* Exercise goal:
Pictures must be kept out of the copy. Every entry is to be duplicated exactly.

* Stored data:
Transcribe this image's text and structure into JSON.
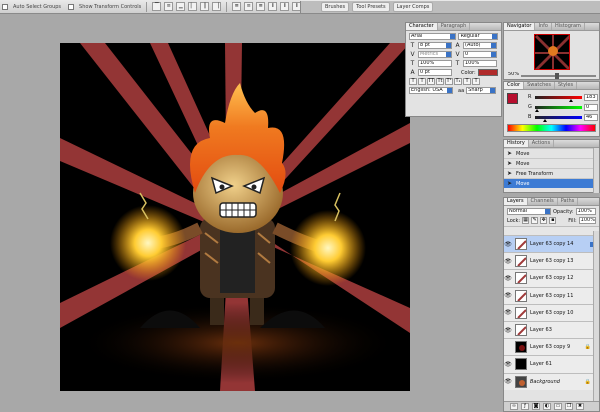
{
  "options_bar": {
    "auto_select": "Auto Select Groups",
    "show_transform": "Show Transform Controls",
    "well_tabs": [
      "Brushes",
      "Tool Presets",
      "Layer Comps"
    ]
  },
  "character": {
    "tabs": [
      "Character",
      "Paragraph"
    ],
    "font": "Arial",
    "style": "Regular",
    "size": "8 pt",
    "leading": "(Auto)",
    "kerning": "Metrics",
    "tracking": "0",
    "vscale": "100%",
    "hscale": "100%",
    "baseline": "0 pt",
    "color_label": "Color:",
    "type_buttons": [
      "T",
      "T",
      "TT",
      "Tt",
      "T¹",
      "T₁",
      "T",
      "T"
    ],
    "language": "English: USA",
    "aa_label": "aa",
    "antialias": "Sharp"
  },
  "navigator": {
    "tabs": [
      "Navigator",
      "Info",
      "Histogram"
    ],
    "zoom": "50%"
  },
  "color": {
    "tabs": [
      "Color",
      "Swatches",
      "Styles"
    ],
    "channels": [
      {
        "label": "R",
        "value": "183",
        "pct": 0.72
      },
      {
        "label": "G",
        "value": "0",
        "pct": 0.0
      },
      {
        "label": "B",
        "value": "46",
        "pct": 0.18
      }
    ],
    "fg": "#b70e2e"
  },
  "history": {
    "tabs": [
      "History",
      "Actions"
    ],
    "items": [
      "Move",
      "Move",
      "Free Transform",
      "Move"
    ]
  },
  "layers": {
    "tabs": [
      "Layers",
      "Channels",
      "Paths"
    ],
    "blend": "Normal",
    "opacity_label": "Opacity:",
    "opacity": "100%",
    "lock_label": "Lock:",
    "fill_label": "Fill:",
    "fill": "100%",
    "rows": [
      {
        "name": "Layer 63 copy 14",
        "selected": true
      },
      {
        "name": "Layer 63 copy 13",
        "selected": false
      },
      {
        "name": "Layer 63 copy 12",
        "selected": false
      },
      {
        "name": "Layer 63 copy 11",
        "selected": false
      },
      {
        "name": "Layer 63 copy 10",
        "selected": false
      },
      {
        "name": "Layer 63",
        "selected": false
      },
      {
        "name": "Layer 63 copy 9",
        "selected": false
      },
      {
        "name": "Layer 61",
        "selected": false
      },
      {
        "name": "Background",
        "selected": false
      }
    ]
  }
}
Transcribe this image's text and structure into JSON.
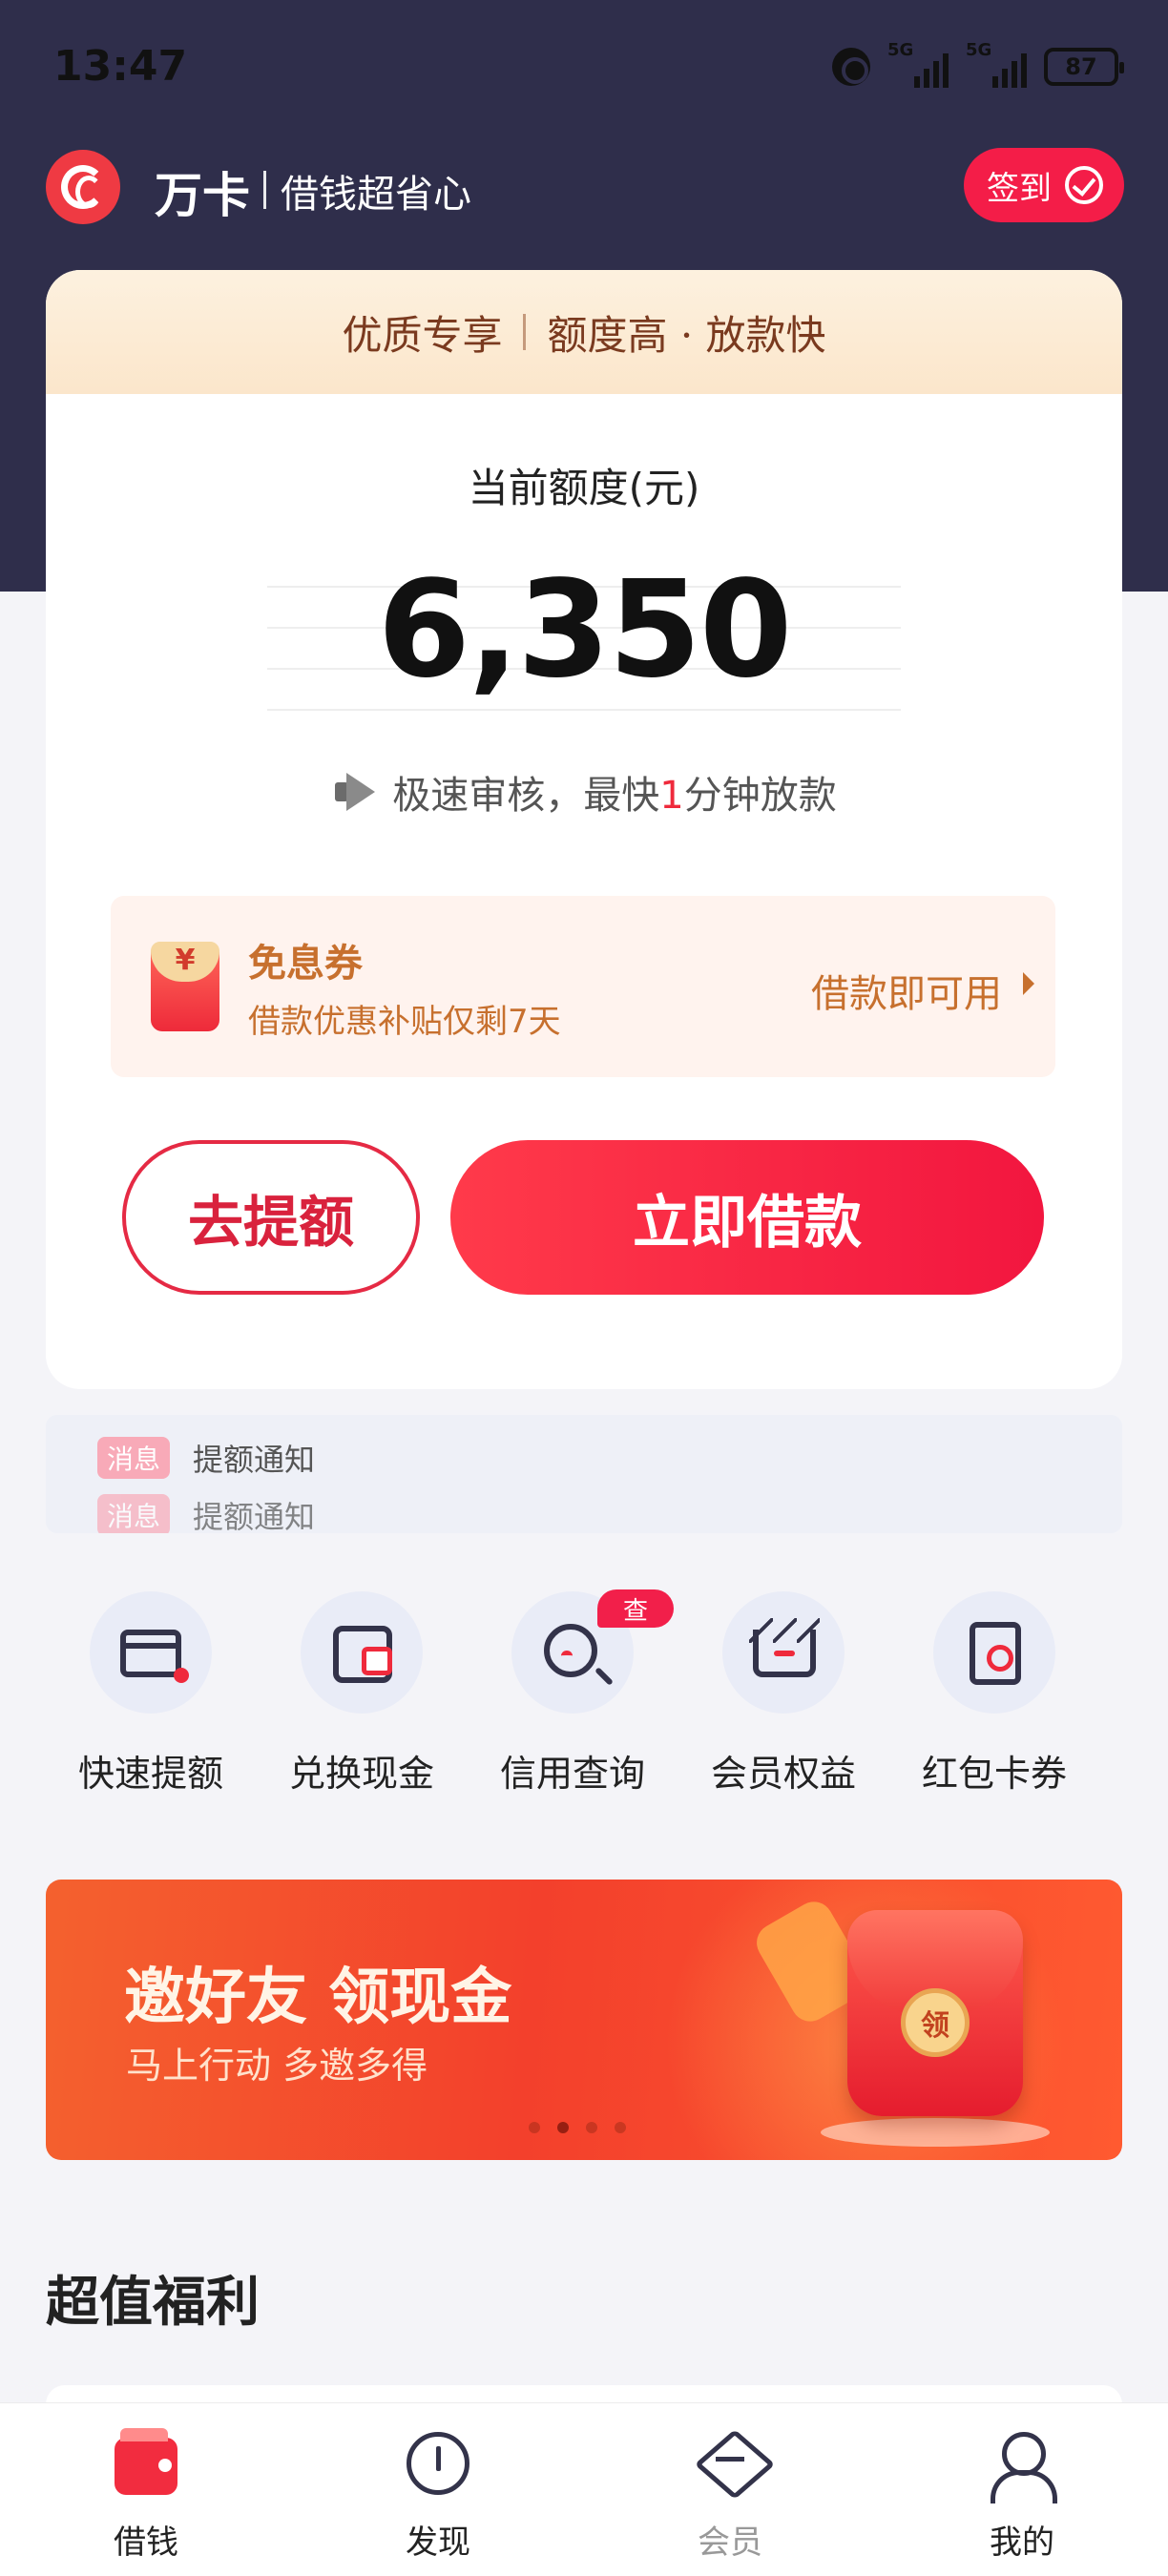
{
  "status_bar": {
    "time": "13:47",
    "signal1_label": "5G",
    "signal2_label": "5G",
    "battery": "87"
  },
  "header": {
    "brand": "万卡",
    "slogan": "借钱超省心",
    "signin_label": "签到"
  },
  "card": {
    "banner_left": "优质专享",
    "banner_right": "额度高 · 放款快",
    "quota_label": "当前额度(元)",
    "quota_value": "6,350",
    "notice_prefix": "极速审核，最快",
    "notice_highlight": "1",
    "notice_suffix": "分钟放款",
    "coupon": {
      "title": "免息券",
      "subtitle": "借款优惠补贴仅剩7天",
      "action": "借款即可用"
    },
    "raise_button": "去提额",
    "borrow_button": "立即借款"
  },
  "ticker": {
    "items": [
      {
        "tag": "消息",
        "text": "提额通知"
      },
      {
        "tag": "消息",
        "text": "提额通知"
      }
    ]
  },
  "quick_actions": [
    {
      "label": "快速提额",
      "icon": "card-up-icon"
    },
    {
      "label": "兑换现金",
      "icon": "wallet-icon"
    },
    {
      "label": "信用查询",
      "icon": "search-icon",
      "badge": "查"
    },
    {
      "label": "会员权益",
      "icon": "crown-icon"
    },
    {
      "label": "红包卡券",
      "icon": "red-packet-icon"
    }
  ],
  "promo": {
    "title": "邀好友 领现金",
    "subtitle": "马上行动 多邀多得",
    "seal_text": "领",
    "dots_total": 4,
    "dots_active": 1
  },
  "section": {
    "title": "超值福利"
  },
  "tabbar": {
    "tabs": [
      {
        "label": "借钱",
        "icon": "wallet-icon",
        "active": true
      },
      {
        "label": "发现",
        "icon": "compass-icon",
        "active": false
      },
      {
        "label": "会员",
        "icon": "diamond-icon",
        "active": false
      },
      {
        "label": "我的",
        "icon": "user-icon",
        "active": false
      }
    ]
  },
  "colors": {
    "header_bg": "#2f2e4b",
    "accent_red": "#f22c3f",
    "coupon_text": "#c7702e"
  }
}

* Written response:
Transcribe this image's text and structure into JSON.
{
  "options_bar": {
    "auto_select": "Auto Select Groups",
    "show_transform": "Show Transform Controls",
    "well_tabs": [
      "Brushes",
      "Tool Presets",
      "Layer Comps"
    ]
  },
  "character": {
    "tabs": [
      "Character",
      "Paragraph"
    ],
    "font": "Arial",
    "style": "Regular",
    "size": "8 pt",
    "leading": "(Auto)",
    "kerning": "Metrics",
    "tracking": "0",
    "vscale": "100%",
    "hscale": "100%",
    "baseline": "0 pt",
    "color_label": "Color:",
    "type_buttons": [
      "T",
      "T",
      "TT",
      "Tt",
      "T¹",
      "T₁",
      "T",
      "T"
    ],
    "language": "English: USA",
    "aa_label": "aa",
    "antialias": "Sharp"
  },
  "navigator": {
    "tabs": [
      "Navigator",
      "Info",
      "Histogram"
    ],
    "zoom": "50%"
  },
  "color": {
    "tabs": [
      "Color",
      "Swatches",
      "Styles"
    ],
    "channels": [
      {
        "label": "R",
        "value": "183",
        "pct": 0.72
      },
      {
        "label": "G",
        "value": "0",
        "pct": 0.0
      },
      {
        "label": "B",
        "value": "46",
        "pct": 0.18
      }
    ],
    "fg": "#b70e2e"
  },
  "history": {
    "tabs": [
      "History",
      "Actions"
    ],
    "items": [
      "Move",
      "Move",
      "Free Transform",
      "Move"
    ]
  },
  "layers": {
    "tabs": [
      "Layers",
      "Channels",
      "Paths"
    ],
    "blend": "Normal",
    "opacity_label": "Opacity:",
    "opacity": "100%",
    "lock_label": "Lock:",
    "fill_label": "Fill:",
    "fill": "100%",
    "rows": [
      {
        "name": "Layer 63 copy 14",
        "selected": true
      },
      {
        "name": "Layer 63 copy 13",
        "selected": false
      },
      {
        "name": "Layer 63 copy 12",
        "selected": false
      },
      {
        "name": "Layer 63 copy 11",
        "selected": false
      },
      {
        "name": "Layer 63 copy 10",
        "selected": false
      },
      {
        "name": "Layer 63",
        "selected": false
      },
      {
        "name": "Layer 63 copy 9",
        "selected": false
      },
      {
        "name": "Layer 61",
        "selected": false
      },
      {
        "name": "Background",
        "selected": false
      }
    ]
  }
}
Transcribe this image's text and structure into JSON.
{
  "status_bar": {
    "time": "13:47",
    "signal1_label": "5G",
    "signal2_label": "5G",
    "battery": "87"
  },
  "header": {
    "brand": "万卡",
    "slogan": "借钱超省心",
    "signin_label": "签到"
  },
  "card": {
    "banner_left": "优质专享",
    "banner_right": "额度高 · 放款快",
    "quota_label": "当前额度(元)",
    "quota_value": "6,350",
    "notice_prefix": "极速审核，最快",
    "notice_highlight": "1",
    "notice_suffix": "分钟放款",
    "coupon": {
      "title": "免息券",
      "subtitle": "借款优惠补贴仅剩7天",
      "action": "借款即可用"
    },
    "raise_button": "去提额",
    "borrow_button": "立即借款"
  },
  "ticker": {
    "items": [
      {
        "tag": "消息",
        "text": "提额通知"
      },
      {
        "tag": "消息",
        "text": "提额通知"
      }
    ]
  },
  "quick_actions": [
    {
      "label": "快速提额",
      "icon": "card-up-icon"
    },
    {
      "label": "兑换现金",
      "icon": "wallet-icon"
    },
    {
      "label": "信用查询",
      "icon": "search-icon",
      "badge": "查"
    },
    {
      "label": "会员权益",
      "icon": "crown-icon"
    },
    {
      "label": "红包卡券",
      "icon": "red-packet-icon"
    }
  ],
  "promo": {
    "title": "邀好友 领现金",
    "subtitle": "马上行动 多邀多得",
    "seal_text": "领",
    "dots_total": 4,
    "dots_active": 1
  },
  "section": {
    "title": "超值福利"
  },
  "tabbar": {
    "tabs": [
      {
        "label": "借钱",
        "icon": "wallet-icon",
        "active": true
      },
      {
        "label": "发现",
        "icon": "compass-icon",
        "active": false
      },
      {
        "label": "会员",
        "icon": "diamond-icon",
        "active": false
      },
      {
        "label": "我的",
        "icon": "user-icon",
        "active": false
      }
    ]
  },
  "colors": {
    "header_bg": "#2f2e4b",
    "accent_red": "#f22c3f",
    "coupon_text": "#c7702e"
  }
}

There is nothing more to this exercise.